These are usually combined with a good source of carbohydrates such as rice or potatoes. Commercial diets insure that essential vitamins, minerals and fatty acids are included. Fiber is often a vital component of long term care. Quality fiber aids in the development of beneficial colonic flora and enhances the digestive process. In addition, diets free from preservatives and food additives may provide relief for some patients that are sensitive to these chemicals.Anti-inflammatory therapy involves immunosuppressive drugs, metronidazole, or Salycilates. The mainstay of anti-inflammatory drugs are corticosteroids. Prednisone and methylprednisolone are powerful anti-inflammatory drugs that can produce impressive results. They have minor short term side effects that include increased drinking, eating and urinating. Long term, these drugs can cause Cushing disease if alternate day therapy can not be achieved for control of IBD. Sulfasalazine is commonly used to control large bowel IBD. It has no long term side effects, however it can cause a dry eye syndrome and occasionally will cause salicylate toxicity.
Metronidazole is used because it is anti-inflammatory, anti-protozoan, and is a good antibacterial for the small bowel. The only side effect is vomiting. Other drugs that are being tried include cyclosporine and eicosapentanoic acid, a fatty acid found in fish oil. Eicosapentanoic acid is a drug often used in veterinary medicine to decrease the inflammatory response of inhaled allergies. The only side effects are a shiny coat. IBD involves a great deal of patience by the dog owner but most dog will gain relief with some variation of therapies. The disease is life long and will require regular attention.SOY PROTEIN AND IBD
Dr. Olivier Dossin, of the National Veterinary School in Toulouse, France, presented the preliminary results of a study on treating inflammatory bowel disease (IBD) in dogs. IBD is a common cause of vomiting, diarrhea and weight loss.
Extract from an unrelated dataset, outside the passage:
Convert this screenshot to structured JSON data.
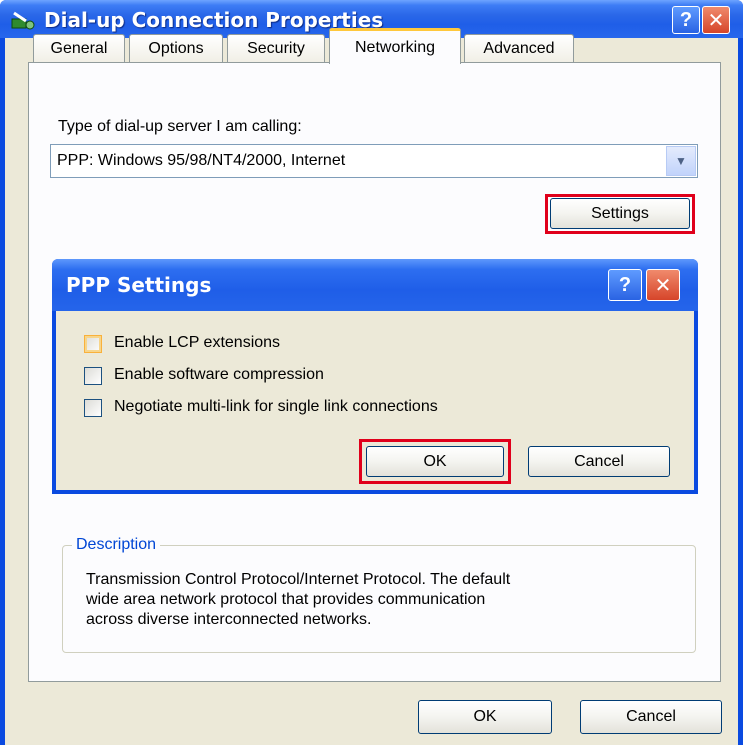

Dietary hypersensitivity is believed to be one cause of IBD.
The study results suggest that using soy isolate hydrolysate as the main protein source in a commercial dog food has clinical use in the treatment of inflammatory bowel disease.
The eight dogs chosen for the studyhad one or more of the clinical signs of IBD, which include vomiting, diarrhea, and weight loss, in addition to having had biopsies that confirmed they had IBD. Initially, change in diet was the only treatment for the dogs, and it resulted in clinical resolution in five of the eight dogs.
After four weeks on the diet, two of the three other dogs required treatment with metronidazole.
The remaining dog also reuired treatment with metronidazole, followed later by the addition of prednisolone. These three dogs also stayed on the diet during this additional treatment.
All eight dogs experienced clinical resolution within four to sixteen weeks of the study's initiation.